WHAT THE TASK REQUIRES: Look through the records below and copy each line that includes the word "name".

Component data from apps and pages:
■ ■ ■ ■

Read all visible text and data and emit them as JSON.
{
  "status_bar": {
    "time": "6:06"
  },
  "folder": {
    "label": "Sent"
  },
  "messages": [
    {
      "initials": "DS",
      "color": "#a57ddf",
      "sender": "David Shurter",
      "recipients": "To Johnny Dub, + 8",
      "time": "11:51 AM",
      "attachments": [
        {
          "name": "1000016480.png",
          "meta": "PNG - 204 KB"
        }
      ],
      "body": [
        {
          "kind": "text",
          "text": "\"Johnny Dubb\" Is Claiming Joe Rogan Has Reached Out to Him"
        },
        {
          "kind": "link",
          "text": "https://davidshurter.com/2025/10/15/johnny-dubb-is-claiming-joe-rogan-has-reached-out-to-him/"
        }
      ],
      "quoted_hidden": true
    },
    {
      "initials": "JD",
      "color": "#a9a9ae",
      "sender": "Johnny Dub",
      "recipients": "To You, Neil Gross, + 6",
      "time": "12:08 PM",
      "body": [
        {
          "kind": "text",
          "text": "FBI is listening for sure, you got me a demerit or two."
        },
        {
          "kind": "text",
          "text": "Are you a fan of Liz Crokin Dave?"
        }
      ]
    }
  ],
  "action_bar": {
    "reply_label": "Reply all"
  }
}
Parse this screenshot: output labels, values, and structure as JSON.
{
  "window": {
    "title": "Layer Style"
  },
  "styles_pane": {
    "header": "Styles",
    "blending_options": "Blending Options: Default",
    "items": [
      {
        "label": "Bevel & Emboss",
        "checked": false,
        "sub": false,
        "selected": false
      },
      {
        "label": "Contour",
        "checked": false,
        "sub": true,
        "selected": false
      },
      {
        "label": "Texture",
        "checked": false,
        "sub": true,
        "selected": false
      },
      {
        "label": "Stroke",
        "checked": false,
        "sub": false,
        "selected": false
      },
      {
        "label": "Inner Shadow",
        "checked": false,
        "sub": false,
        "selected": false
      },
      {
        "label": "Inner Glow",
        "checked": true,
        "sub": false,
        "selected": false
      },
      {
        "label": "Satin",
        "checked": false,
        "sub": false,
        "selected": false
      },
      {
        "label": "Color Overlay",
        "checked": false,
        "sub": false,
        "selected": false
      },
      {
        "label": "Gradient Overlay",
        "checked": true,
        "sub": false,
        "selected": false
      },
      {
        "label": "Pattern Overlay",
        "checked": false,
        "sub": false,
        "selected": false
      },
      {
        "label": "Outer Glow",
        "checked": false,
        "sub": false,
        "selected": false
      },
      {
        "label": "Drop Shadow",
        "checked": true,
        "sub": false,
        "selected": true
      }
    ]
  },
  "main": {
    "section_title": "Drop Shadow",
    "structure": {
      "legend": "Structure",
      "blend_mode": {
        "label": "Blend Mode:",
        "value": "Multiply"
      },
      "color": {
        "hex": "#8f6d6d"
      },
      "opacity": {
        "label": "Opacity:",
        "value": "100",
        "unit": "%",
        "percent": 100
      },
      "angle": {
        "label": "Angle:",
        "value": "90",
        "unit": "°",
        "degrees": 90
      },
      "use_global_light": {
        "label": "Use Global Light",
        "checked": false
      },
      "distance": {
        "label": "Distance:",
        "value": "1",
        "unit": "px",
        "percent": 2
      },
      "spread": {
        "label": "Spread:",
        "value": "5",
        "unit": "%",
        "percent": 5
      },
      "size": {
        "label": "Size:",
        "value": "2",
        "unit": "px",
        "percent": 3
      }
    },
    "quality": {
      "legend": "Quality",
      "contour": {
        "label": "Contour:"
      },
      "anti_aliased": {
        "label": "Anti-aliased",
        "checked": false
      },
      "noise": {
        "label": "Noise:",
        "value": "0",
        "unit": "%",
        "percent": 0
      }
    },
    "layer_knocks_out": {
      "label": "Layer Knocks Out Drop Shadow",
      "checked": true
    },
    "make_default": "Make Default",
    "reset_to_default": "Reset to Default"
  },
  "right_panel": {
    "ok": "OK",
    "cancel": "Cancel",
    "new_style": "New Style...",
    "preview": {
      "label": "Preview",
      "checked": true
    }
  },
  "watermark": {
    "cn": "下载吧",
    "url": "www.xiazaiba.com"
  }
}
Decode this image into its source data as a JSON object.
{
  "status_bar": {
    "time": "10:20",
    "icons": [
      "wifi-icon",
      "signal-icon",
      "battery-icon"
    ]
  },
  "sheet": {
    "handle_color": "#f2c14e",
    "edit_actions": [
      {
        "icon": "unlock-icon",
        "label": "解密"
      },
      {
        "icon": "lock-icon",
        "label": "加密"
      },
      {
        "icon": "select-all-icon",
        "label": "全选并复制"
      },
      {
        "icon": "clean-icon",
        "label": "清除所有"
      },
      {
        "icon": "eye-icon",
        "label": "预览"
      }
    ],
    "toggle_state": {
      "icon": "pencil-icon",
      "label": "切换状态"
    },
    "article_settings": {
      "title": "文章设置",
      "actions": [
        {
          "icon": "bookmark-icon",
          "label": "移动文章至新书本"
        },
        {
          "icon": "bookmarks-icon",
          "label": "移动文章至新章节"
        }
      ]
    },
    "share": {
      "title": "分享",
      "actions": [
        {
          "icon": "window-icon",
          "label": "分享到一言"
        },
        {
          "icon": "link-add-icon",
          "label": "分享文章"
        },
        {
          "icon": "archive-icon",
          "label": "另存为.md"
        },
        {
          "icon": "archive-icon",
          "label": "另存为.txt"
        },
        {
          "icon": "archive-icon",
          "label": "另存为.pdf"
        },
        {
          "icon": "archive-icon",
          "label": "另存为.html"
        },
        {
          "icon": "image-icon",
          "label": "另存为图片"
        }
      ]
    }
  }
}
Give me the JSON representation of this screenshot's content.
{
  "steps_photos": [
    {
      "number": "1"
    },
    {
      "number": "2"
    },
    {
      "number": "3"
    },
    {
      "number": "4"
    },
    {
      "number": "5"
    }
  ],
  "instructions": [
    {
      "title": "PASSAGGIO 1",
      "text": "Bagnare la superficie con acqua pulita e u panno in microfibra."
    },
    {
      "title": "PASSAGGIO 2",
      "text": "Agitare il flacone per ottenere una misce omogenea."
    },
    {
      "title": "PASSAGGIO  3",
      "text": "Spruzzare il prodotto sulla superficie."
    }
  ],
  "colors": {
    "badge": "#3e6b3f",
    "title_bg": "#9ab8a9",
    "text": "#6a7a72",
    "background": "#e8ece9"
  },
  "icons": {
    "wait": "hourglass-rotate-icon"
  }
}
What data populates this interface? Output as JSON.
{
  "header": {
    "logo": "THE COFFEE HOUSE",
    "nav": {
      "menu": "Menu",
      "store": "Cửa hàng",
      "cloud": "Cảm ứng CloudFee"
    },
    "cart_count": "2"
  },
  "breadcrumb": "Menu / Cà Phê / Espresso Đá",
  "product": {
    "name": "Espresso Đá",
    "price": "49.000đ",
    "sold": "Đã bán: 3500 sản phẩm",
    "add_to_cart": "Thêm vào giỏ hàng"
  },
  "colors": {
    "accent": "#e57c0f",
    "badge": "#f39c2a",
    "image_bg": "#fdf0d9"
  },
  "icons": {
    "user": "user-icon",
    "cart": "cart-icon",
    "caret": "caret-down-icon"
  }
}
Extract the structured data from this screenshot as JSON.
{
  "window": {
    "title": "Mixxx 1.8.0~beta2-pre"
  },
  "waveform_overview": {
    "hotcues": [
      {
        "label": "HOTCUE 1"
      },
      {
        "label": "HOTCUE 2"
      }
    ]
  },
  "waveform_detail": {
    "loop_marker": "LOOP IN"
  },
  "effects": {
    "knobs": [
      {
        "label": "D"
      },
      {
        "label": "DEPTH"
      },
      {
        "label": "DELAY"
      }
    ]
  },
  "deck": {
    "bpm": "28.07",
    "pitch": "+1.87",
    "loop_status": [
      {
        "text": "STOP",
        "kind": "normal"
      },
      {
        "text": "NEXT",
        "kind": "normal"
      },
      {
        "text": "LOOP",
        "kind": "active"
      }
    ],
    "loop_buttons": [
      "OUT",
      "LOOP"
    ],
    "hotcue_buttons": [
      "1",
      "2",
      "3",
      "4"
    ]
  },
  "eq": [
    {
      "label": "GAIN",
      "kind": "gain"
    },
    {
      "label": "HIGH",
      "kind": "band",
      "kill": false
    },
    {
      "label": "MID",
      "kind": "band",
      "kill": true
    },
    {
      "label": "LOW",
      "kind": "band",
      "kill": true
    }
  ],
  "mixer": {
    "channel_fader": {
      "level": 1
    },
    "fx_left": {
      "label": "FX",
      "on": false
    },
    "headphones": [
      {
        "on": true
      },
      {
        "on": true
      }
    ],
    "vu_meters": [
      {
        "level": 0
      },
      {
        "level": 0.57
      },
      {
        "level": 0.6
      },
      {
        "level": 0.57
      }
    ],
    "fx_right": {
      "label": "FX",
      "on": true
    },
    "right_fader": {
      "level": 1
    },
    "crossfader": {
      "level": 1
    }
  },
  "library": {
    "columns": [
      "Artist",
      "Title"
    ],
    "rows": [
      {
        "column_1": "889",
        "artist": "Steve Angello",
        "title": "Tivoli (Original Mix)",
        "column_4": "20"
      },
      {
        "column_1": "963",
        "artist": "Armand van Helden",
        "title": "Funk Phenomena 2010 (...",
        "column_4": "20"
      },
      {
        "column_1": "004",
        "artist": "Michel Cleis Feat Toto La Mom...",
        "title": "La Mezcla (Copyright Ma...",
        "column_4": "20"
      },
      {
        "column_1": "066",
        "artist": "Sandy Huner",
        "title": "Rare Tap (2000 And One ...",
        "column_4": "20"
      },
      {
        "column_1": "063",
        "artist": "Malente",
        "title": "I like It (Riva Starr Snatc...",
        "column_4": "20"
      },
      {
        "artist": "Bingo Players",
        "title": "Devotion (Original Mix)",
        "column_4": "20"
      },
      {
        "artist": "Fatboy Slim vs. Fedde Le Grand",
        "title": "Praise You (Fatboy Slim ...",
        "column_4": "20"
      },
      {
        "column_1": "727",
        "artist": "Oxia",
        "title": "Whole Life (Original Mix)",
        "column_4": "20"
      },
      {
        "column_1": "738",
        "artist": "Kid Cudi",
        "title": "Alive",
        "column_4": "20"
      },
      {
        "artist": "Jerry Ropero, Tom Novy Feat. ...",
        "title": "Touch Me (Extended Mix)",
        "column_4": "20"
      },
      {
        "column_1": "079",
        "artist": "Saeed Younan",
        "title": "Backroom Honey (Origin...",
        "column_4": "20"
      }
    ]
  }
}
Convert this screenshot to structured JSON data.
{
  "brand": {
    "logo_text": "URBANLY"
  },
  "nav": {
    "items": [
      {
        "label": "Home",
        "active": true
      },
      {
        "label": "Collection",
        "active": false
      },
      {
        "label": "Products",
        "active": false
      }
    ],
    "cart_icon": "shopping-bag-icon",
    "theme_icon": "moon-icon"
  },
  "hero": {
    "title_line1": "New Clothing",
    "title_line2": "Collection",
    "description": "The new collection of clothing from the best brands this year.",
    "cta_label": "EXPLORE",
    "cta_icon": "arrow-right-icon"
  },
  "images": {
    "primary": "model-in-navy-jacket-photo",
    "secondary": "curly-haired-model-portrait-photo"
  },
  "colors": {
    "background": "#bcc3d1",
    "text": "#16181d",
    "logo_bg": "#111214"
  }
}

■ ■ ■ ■

RESPONSE BOX:
          "name": "1000016480.png",
    "name": "Espresso Đá",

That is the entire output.